RightsCopyright © is held by the author. Digital access to this material is made possible by the University Libraries, University of Arizona. Further transmission, reproduction or presentation (such as public display or performance) of protected items is prohibited except with permission of the author.
EmbargoDissertation Not Available (per Author's Request)

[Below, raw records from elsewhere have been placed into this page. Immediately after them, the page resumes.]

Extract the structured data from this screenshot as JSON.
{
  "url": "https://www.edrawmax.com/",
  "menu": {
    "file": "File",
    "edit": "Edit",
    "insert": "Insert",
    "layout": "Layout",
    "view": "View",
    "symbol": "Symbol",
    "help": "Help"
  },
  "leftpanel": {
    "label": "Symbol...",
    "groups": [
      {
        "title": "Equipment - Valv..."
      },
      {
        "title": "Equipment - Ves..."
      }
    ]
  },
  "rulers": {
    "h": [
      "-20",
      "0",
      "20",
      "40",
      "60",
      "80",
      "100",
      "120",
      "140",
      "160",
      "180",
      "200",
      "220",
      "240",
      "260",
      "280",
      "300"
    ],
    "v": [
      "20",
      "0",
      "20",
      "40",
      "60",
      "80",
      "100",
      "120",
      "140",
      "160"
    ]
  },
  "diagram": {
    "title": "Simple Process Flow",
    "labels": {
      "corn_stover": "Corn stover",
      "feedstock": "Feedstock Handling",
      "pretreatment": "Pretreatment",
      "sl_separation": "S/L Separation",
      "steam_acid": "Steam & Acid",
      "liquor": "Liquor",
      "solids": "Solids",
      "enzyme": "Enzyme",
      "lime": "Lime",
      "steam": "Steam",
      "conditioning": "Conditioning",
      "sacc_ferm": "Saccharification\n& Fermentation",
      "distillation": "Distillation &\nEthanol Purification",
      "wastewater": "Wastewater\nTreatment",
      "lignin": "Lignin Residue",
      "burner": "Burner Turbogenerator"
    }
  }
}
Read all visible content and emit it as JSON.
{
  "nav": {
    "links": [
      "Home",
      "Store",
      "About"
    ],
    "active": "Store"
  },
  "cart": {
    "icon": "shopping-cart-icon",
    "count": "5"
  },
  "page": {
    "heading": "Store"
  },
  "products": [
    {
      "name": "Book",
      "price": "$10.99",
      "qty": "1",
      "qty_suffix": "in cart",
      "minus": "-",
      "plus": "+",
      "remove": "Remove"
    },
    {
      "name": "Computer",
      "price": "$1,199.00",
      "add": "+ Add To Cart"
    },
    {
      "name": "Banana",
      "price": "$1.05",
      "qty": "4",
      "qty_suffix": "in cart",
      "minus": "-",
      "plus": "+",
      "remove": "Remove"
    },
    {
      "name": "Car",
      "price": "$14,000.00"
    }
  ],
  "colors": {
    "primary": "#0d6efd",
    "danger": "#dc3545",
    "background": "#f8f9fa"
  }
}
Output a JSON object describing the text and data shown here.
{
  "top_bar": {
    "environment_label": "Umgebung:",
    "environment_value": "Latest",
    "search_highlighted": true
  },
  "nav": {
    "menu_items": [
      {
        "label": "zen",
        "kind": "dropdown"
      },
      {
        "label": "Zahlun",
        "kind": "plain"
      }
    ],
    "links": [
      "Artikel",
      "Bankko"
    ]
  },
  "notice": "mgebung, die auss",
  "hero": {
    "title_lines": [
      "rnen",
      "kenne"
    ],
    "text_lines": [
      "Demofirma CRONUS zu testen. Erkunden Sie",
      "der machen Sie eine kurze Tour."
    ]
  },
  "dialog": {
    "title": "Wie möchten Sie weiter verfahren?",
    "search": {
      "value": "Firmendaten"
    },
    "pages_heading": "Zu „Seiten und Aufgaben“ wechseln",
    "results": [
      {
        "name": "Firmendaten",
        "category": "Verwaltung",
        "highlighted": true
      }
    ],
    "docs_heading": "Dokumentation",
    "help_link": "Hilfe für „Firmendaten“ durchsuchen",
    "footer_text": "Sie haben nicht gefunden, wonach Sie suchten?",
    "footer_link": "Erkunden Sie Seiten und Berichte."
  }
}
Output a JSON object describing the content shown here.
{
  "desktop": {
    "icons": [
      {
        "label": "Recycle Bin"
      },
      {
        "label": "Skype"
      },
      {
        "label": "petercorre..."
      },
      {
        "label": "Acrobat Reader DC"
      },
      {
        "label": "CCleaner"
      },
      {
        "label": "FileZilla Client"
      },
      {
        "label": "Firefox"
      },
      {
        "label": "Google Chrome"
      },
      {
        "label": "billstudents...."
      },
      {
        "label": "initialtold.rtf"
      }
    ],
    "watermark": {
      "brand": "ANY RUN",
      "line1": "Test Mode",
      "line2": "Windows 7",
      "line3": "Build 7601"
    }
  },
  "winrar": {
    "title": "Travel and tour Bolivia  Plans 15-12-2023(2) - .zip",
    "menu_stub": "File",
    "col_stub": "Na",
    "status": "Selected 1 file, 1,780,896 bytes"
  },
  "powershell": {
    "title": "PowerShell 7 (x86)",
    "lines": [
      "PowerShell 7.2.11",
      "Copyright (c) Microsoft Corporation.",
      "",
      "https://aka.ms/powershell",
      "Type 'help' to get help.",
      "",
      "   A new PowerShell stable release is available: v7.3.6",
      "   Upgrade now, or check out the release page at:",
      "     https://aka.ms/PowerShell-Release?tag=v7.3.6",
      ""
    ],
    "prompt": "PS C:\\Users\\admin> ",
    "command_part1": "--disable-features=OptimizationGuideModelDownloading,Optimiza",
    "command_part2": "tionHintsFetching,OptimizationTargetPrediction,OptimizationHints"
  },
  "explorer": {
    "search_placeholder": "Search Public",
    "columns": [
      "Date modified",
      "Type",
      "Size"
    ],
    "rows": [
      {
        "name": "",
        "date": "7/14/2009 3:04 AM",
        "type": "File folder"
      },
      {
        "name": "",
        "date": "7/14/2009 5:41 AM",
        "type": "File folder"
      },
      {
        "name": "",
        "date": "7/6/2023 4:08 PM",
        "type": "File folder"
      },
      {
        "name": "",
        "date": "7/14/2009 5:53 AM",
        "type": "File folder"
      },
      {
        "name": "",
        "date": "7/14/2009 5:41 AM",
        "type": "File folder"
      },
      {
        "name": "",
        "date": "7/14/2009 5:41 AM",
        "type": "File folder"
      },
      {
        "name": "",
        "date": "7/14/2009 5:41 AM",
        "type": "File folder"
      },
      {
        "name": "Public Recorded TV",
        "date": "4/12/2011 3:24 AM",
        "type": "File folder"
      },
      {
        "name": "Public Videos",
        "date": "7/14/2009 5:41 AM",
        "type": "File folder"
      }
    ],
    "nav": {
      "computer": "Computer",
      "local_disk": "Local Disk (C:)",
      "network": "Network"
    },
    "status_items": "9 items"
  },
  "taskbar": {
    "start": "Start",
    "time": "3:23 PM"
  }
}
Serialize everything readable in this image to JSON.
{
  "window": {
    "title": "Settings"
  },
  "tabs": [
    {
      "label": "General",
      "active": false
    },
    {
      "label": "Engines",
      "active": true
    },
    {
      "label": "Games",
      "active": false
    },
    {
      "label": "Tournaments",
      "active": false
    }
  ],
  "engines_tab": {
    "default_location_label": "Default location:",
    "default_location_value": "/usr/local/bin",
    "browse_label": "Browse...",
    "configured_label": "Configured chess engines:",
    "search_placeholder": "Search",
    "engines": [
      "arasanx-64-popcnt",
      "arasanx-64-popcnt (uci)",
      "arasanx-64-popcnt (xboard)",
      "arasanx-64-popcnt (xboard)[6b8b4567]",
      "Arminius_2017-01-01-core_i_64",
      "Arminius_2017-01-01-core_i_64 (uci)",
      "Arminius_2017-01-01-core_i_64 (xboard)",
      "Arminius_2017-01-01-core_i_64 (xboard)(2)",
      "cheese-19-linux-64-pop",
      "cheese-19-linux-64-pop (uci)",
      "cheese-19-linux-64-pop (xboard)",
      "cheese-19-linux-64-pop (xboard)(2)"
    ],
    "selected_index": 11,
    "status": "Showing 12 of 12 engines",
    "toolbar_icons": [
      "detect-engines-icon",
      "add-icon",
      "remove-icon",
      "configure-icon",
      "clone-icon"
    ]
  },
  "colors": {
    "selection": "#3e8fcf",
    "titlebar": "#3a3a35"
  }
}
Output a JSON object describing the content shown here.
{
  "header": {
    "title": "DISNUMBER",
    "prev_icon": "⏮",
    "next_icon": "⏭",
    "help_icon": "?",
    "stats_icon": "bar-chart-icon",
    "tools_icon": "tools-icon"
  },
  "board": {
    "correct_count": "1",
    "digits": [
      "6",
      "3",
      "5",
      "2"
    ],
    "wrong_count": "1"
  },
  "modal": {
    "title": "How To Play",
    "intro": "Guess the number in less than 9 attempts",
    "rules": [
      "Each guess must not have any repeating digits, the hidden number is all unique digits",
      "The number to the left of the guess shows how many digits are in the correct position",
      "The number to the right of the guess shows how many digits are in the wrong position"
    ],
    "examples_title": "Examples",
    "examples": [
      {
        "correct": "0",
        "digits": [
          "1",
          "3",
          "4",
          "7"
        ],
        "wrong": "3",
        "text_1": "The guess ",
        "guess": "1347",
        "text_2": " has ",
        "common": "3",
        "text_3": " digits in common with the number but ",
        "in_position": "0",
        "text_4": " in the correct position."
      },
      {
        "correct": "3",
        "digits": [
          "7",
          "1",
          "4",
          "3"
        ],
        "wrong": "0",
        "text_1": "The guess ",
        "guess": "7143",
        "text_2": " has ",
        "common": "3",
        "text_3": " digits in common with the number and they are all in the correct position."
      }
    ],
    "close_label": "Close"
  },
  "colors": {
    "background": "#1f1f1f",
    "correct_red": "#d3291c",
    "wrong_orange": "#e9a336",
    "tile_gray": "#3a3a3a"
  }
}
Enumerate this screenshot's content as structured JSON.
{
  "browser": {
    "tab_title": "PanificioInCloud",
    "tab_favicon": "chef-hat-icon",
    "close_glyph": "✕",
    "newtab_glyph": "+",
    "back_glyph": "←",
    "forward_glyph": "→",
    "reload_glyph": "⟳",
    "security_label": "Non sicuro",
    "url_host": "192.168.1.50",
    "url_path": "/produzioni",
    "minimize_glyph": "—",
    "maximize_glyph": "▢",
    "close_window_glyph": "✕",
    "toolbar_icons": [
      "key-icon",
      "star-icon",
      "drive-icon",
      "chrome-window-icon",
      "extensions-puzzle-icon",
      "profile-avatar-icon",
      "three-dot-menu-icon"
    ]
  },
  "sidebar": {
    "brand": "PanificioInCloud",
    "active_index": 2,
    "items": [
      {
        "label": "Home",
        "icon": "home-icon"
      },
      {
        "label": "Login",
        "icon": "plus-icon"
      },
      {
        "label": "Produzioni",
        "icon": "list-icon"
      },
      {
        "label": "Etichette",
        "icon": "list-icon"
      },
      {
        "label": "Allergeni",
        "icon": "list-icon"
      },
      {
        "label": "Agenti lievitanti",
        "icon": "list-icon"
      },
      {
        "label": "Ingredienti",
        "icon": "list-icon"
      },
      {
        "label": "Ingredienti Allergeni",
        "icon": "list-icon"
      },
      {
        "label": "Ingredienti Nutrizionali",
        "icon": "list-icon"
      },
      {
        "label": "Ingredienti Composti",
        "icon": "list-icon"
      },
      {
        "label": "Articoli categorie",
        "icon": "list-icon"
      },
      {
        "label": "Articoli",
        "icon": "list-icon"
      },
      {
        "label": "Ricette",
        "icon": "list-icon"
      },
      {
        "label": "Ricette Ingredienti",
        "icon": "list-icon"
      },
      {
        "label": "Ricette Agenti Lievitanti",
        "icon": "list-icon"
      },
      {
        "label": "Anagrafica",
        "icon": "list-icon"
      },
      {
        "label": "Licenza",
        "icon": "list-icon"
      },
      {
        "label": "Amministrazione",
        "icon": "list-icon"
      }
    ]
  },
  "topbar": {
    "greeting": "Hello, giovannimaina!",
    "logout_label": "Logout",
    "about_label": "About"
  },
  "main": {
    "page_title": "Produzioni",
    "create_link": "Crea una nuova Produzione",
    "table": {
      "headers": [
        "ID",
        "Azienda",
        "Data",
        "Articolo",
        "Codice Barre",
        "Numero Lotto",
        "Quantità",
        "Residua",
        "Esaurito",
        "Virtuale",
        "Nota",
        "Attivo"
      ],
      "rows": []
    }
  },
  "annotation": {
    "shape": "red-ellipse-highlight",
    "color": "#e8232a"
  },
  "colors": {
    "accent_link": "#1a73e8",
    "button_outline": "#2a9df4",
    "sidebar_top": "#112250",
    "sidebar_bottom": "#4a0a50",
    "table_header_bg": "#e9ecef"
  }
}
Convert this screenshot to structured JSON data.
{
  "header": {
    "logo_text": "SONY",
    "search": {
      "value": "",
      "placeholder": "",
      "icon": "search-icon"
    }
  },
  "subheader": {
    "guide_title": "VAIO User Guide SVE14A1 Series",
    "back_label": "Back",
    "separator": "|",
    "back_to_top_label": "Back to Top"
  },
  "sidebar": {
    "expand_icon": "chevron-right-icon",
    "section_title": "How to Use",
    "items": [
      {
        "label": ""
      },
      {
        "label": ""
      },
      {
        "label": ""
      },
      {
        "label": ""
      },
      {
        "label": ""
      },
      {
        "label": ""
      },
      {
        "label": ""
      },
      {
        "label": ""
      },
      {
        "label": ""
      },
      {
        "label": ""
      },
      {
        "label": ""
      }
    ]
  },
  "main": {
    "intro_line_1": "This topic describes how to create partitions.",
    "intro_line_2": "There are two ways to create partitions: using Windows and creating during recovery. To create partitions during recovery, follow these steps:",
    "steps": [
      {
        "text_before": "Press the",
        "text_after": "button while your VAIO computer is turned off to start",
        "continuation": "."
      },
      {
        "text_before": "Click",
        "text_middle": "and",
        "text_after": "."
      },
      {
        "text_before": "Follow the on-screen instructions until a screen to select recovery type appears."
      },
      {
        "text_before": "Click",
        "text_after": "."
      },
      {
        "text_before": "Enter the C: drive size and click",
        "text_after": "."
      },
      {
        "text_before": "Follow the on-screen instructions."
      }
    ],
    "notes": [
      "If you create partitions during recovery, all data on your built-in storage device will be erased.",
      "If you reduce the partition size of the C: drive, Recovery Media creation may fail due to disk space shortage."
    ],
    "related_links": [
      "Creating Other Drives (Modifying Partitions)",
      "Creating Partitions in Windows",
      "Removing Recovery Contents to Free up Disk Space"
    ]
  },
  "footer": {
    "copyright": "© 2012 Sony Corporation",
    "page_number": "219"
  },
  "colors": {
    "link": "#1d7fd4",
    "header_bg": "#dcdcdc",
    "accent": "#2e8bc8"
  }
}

AbstractOn December 2, 1998, the World Heritage committee of UNESCO added the German city of Weimar to its World Heritage List, acknowledging Weimar's important eighteenth, nineteenth, and twentieth-century collections of art and architecture. The foundations for Weimar's cultural production are based on the city's monumental prominent leading eighteenth-century literary figures, such as Johann Wolfgang von Goethe, Johann Gottfried Herder, and Fredrick Schiller. However, as recent German scholarship has shown "classical" Weimar reached its height in the late-eighteenth century because of the intellectual society cultivated by Anna Amalia, Duchess of Sachsen-Weimar-Eisenach (1739-1807). Upon the death of her husband Duke Ernst August Konstantin in 1758, Anna Amalia became regent, ruling for sixteen years until her eldest son, Karl August, assumed rulership. Under Anna Amalia's guidance the small principality with its marginal economic and political resources was transformed into one of the most important literary and artistic centers of its day. However, historians still refer to this period in Central European and German history as the "Age of Goethe," but does this not overshadow the impact of Anna Amalia's patronage of German artists and consumption of culture?This dissertation investigates Anna Amalia's role as patron and collector, after her regency between 1775-1807, within the context of eighteenth-century Weimar society and within cosmopolitan Europe. Written documentation such as account books, receipts, and letters during her regency between 1759 -1774 were lost during the palace fire of 1774. However, textual evidence after Anna Amalia's reign gives us new insight into how aristocratic women dictated their cultural ambitions once they fulfilled their public duties as wives, mothers and rulers. In an analysis of portraits, drawings and prints this dissertation investigates several overarching themes bound within the construction of a social identity such as widowhood, gender and aging, friendship and sociability, and collective memory.
Degree ProgramHistory & Theory of Art